• **TASK TO COMPLETE**:
An exact copy of every record below is needed, with the pictures left out.

[App and web page records]
*****
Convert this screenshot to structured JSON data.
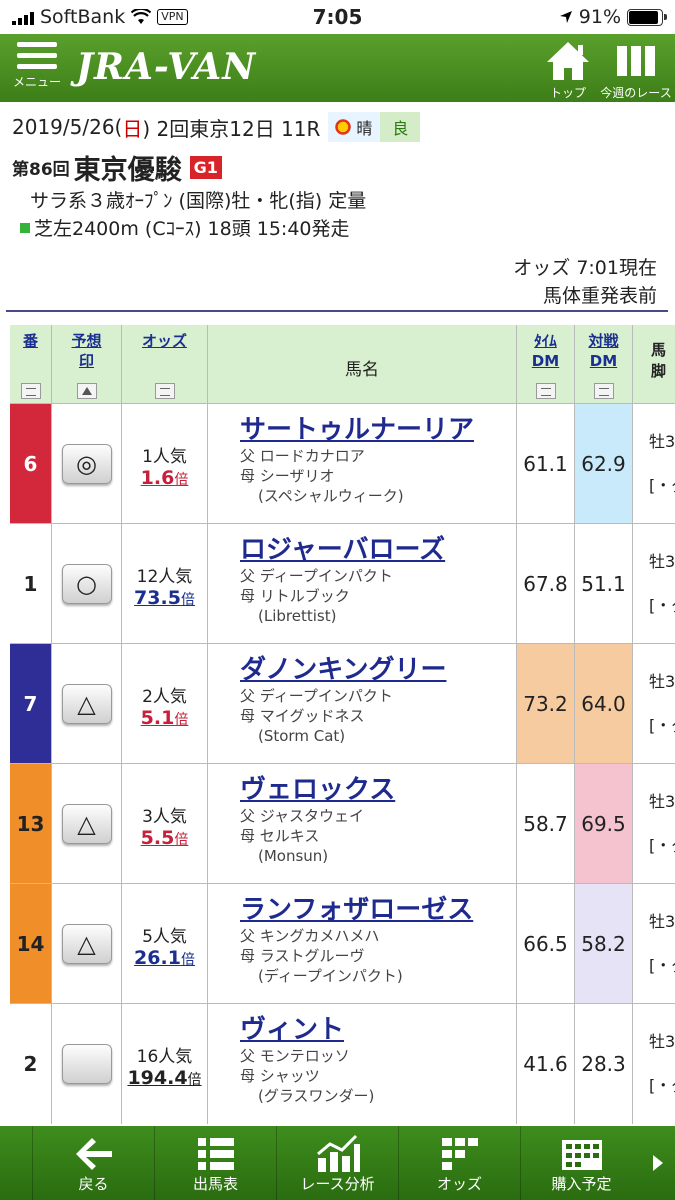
{
  "status": {
    "carrier": "SoftBank",
    "vpn": "VPN",
    "time": "7:05",
    "battery": "91%",
    "battery_level": 0.91
  },
  "header": {
    "menu_label": "メニュー",
    "logo": "JRA-VAN",
    "top_label": "トップ",
    "week_label": "今週のレース"
  },
  "race": {
    "date_a": "2019/5/26(",
    "date_day": "日",
    "date_b": ") 2回東京12日 11R",
    "weather": "晴",
    "track": "良",
    "kai": "第86回",
    "name": "東京優駿",
    "grade": "G1",
    "conditions": "サラ系３歳ｵｰﾌﾟﾝ (国際)牡・牝(指) 定量",
    "course": "芝左2400m (Cｺｰｽ) 18頭 15:40発走",
    "odds_time": "オッズ 7:01現在",
    "weight_status": "馬体重発表前"
  },
  "table": {
    "headers": {
      "num": "番",
      "mark1": "予想",
      "mark2": "印",
      "odds": "オッズ",
      "horse": "馬名",
      "dm1a": "ﾀｲﾑ",
      "dm1b": "DM",
      "dm2a": "対戦",
      "dm2b": "DM",
      "extra1": "馬",
      "extra2": "脚"
    },
    "rows": [
      {
        "num": "6",
        "num_color": "#d3283c",
        "num_text_color": "#ffffff",
        "mark": "◎",
        "pop": "1人気",
        "odds": "1.6",
        "odds_color": "red",
        "bai": "倍",
        "name": "サートゥルナーリア",
        "sire_label": "父",
        "sire": "ロードカナロア",
        "dam_label": "母",
        "dam": "シーザリオ",
        "bms": "(スペシャルウィーク)",
        "dm1": "61.1",
        "dm1_bg": "#ffffff",
        "dm2": "62.9",
        "dm2_bg": "#c9eafb",
        "extra": "牡3",
        "extra2": "[・ダ"
      },
      {
        "num": "1",
        "num_color": "#ffffff",
        "num_text_color": "#222222",
        "mark": "○",
        "pop": "12人気",
        "odds": "73.5",
        "odds_color": "blue",
        "bai": "倍",
        "name": "ロジャーバローズ",
        "sire_label": "父",
        "sire": "ディープインパクト",
        "dam_label": "母",
        "dam": "リトルブック",
        "bms": "(Librettist)",
        "dm1": "67.8",
        "dm1_bg": "#ffffff",
        "dm2": "51.1",
        "dm2_bg": "#ffffff",
        "extra": "牡3",
        "extra2": "[・ダ"
      },
      {
        "num": "7",
        "num_color": "#2e2e96",
        "num_text_color": "#ffffff",
        "mark": "△",
        "pop": "2人気",
        "odds": "5.1",
        "odds_color": "red",
        "bai": "倍",
        "name": "ダノンキングリー",
        "sire_label": "父",
        "sire": "ディープインパクト",
        "dam_label": "母",
        "dam": "マイグッドネス",
        "bms": "(Storm Cat)",
        "dm1": "73.2",
        "dm1_bg": "#f7cba0",
        "dm2": "64.0",
        "dm2_bg": "#f7cba0",
        "extra": "牡3",
        "extra2": "[・ダ"
      },
      {
        "num": "13",
        "num_color": "#f08e2a",
        "num_text_color": "#222222",
        "mark": "△",
        "pop": "3人気",
        "odds": "5.5",
        "odds_color": "red",
        "bai": "倍",
        "name": "ヴェロックス",
        "sire_label": "父",
        "sire": "ジャスタウェイ",
        "dam_label": "母",
        "dam": "セルキス",
        "bms": "(Monsun)",
        "dm1": "58.7",
        "dm1_bg": "#ffffff",
        "dm2": "69.5",
        "dm2_bg": "#f5c3cf",
        "extra": "牡3",
        "extra2": "[・ダ"
      },
      {
        "num": "14",
        "num_color": "#f08e2a",
        "num_text_color": "#222222",
        "mark": "△",
        "pop": "5人気",
        "odds": "26.1",
        "odds_color": "blue",
        "bai": "倍",
        "name": "ランフォザローゼス",
        "sire_label": "父",
        "sire": "キングカメハメハ",
        "dam_label": "母",
        "dam": "ラストグルーヴ",
        "bms": "(ディープインパクト)",
        "dm1": "66.5",
        "dm1_bg": "#ffffff",
        "dm2": "58.2",
        "dm2_bg": "#e5e3f5",
        "extra": "牡3",
        "extra2": "[・ダ"
      },
      {
        "num": "2",
        "num_color": "#ffffff",
        "num_text_color": "#222222",
        "mark": "",
        "pop": "16人気",
        "odds": "194.4",
        "odds_color": "black",
        "bai": "倍",
        "name": "ヴィント",
        "sire_label": "父",
        "sire": "モンテロッソ",
        "dam_label": "母",
        "dam": "シャッツ",
        "bms": "(グラスワンダー)",
        "dm1": "41.6",
        "dm1_bg": "#ffffff",
        "dm2": "28.3",
        "dm2_bg": "#ffffff",
        "extra": "牡3",
        "extra2": "[・ダ"
      }
    ]
  },
  "bottom_nav": [
    {
      "label": "戻る",
      "icon": "back-arrow-icon"
    },
    {
      "label": "出馬表",
      "icon": "list-icon"
    },
    {
      "label": "レース分析",
      "icon": "chart-icon"
    },
    {
      "label": "オッズ",
      "icon": "grid-icon"
    },
    {
      "label": "購入予定",
      "icon": "calendar-icon"
    }
  ]
}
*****
• **TASK RESULT**:
Convert this screenshot to structured JSON data.
{
  "status": {
    "carrier": "SoftBank",
    "vpn": "VPN",
    "time": "7:05",
    "battery": "91%",
    "battery_level": 0.91
  },
  "header": {
    "menu_label": "メニュー",
    "logo": "JRA-VAN",
    "top_label": "トップ",
    "week_label": "今週のレース"
  },
  "race": {
    "date_a": "2019/5/26(",
    "date_day": "日",
    "date_b": ") 2回東京12日 11R",
    "weather": "晴",
    "track": "良",
    "kai": "第86回",
    "name": "東京優駿",
    "grade": "G1",
    "conditions": "サラ系３歳ｵｰﾌﾟﾝ (国際)牡・牝(指) 定量",
    "course": "芝左2400m (Cｺｰｽ) 18頭 15:40発走",
    "odds_time": "オッズ 7:01現在",
    "weight_status": "馬体重発表前"
  },
  "table": {
    "headers": {
      "num": "番",
      "mark1": "予想",
      "mark2": "印",
      "odds": "オッズ",
      "horse": "馬名",
      "dm1a": "ﾀｲﾑ",
      "dm1b": "DM",
      "dm2a": "対戦",
      "dm2b": "DM",
      "extra1": "馬",
      "extra2": "脚"
    },
    "rows": [
      {
        "num": "6",
        "num_color": "#d3283c",
        "num_text_color": "#ffffff",
        "mark": "◎",
        "pop": "1人気",
        "odds": "1.6",
        "odds_color": "red",
        "bai": "倍",
        "name": "サートゥルナーリア",
        "sire_label": "父",
        "sire": "ロードカナロア",
        "dam_label": "母",
        "dam": "シーザリオ",
        "bms": "(スペシャルウィーク)",
        "dm1": "61.1",
        "dm1_bg": "#ffffff",
        "dm2": "62.9",
        "dm2_bg": "#c9eafb",
        "extra": "牡3",
        "extra2": "[・ダ"
      },
      {
        "num": "1",
        "num_color": "#ffffff",
        "num_text_color": "#222222",
        "mark": "○",
        "pop": "12人気",
        "odds": "73.5",
        "odds_color": "blue",
        "bai": "倍",
        "name": "ロジャーバローズ",
        "sire_label": "父",
        "sire": "ディープインパクト",
        "dam_label": "母",
        "dam": "リトルブック",
        "bms": "(Librettist)",
        "dm1": "67.8",
        "dm1_bg": "#ffffff",
        "dm2": "51.1",
        "dm2_bg": "#ffffff",
        "extra": "牡3",
        "extra2": "[・ダ"
      },
      {
        "num": "7",
        "num_color": "#2e2e96",
        "num_text_color": "#ffffff",
        "mark": "△",
        "pop": "2人気",
        "odds": "5.1",
        "odds_color": "red",
        "bai": "倍",
        "name": "ダノンキングリー",
        "sire_label": "父",
        "sire": "ディープインパクト",
        "dam_label": "母",
        "dam": "マイグッドネス",
        "bms": "(Storm Cat)",
        "dm1": "73.2",
        "dm1_bg": "#f7cba0",
        "dm2": "64.0",
        "dm2_bg": "#f7cba0",
        "extra": "牡3",
        "extra2": "[・ダ"
      },
      {
        "num": "13",
        "num_color": "#f08e2a",
        "num_text_color": "#222222",
        "mark": "△",
        "pop": "3人気",
        "odds": "5.5",
        "odds_color": "red",
        "bai": "倍",
        "name": "ヴェロックス",
        "sire_label": "父",
        "sire": "ジャスタウェイ",
        "dam_label": "母",
        "dam": "セルキス",
        "bms": "(Monsun)",
        "dm1": "58.7",
        "dm1_bg": "#ffffff",
        "dm2": "69.5",
        "dm2_bg": "#f5c3cf",
        "extra": "牡3",
        "extra2": "[・ダ"
      },
      {
        "num": "14",
        "num_color": "#f08e2a",
        "num_text_color": "#222222",
        "mark": "△",
        "pop": "5人気",
        "odds": "26.1",
        "odds_color": "blue",
        "bai": "倍",
        "name": "ランフォザローゼス",
        "sire_label": "父",
        "sire": "キングカメハメハ",
        "dam_label": "母",
        "dam": "ラストグルーヴ",
        "bms": "(ディープインパクト)",
        "dm1": "66.5",
        "dm1_bg": "#ffffff",
        "dm2": "58.2",
        "dm2_bg": "#e5e3f5",
        "extra": "牡3",
        "extra2": "[・ダ"
      },
      {
        "num": "2",
        "num_color": "#ffffff",
        "num_text_color": "#222222",
        "mark": "",
        "pop": "16人気",
        "odds": "194.4",
        "odds_color": "black",
        "bai": "倍",
        "name": "ヴィント",
        "sire_label": "父",
        "sire": "モンテロッソ",
        "dam_label": "母",
        "dam": "シャッツ",
        "bms": "(グラスワンダー)",
        "dm1": "41.6",
        "dm1_bg": "#ffffff",
        "dm2": "28.3",
        "dm2_bg": "#ffffff",
        "extra": "牡3",
        "extra2": "[・ダ"
      }
    ]
  },
  "bottom_nav": [
    {
      "label": "戻る",
      "icon": "back-arrow-icon"
    },
    {
      "label": "出馬表",
      "icon": "list-icon"
    },
    {
      "label": "レース分析",
      "icon": "chart-icon"
    },
    {
      "label": "オッズ",
      "icon": "grid-icon"
    },
    {
      "label": "購入予定",
      "icon": "calendar-icon"
    }
  ]
}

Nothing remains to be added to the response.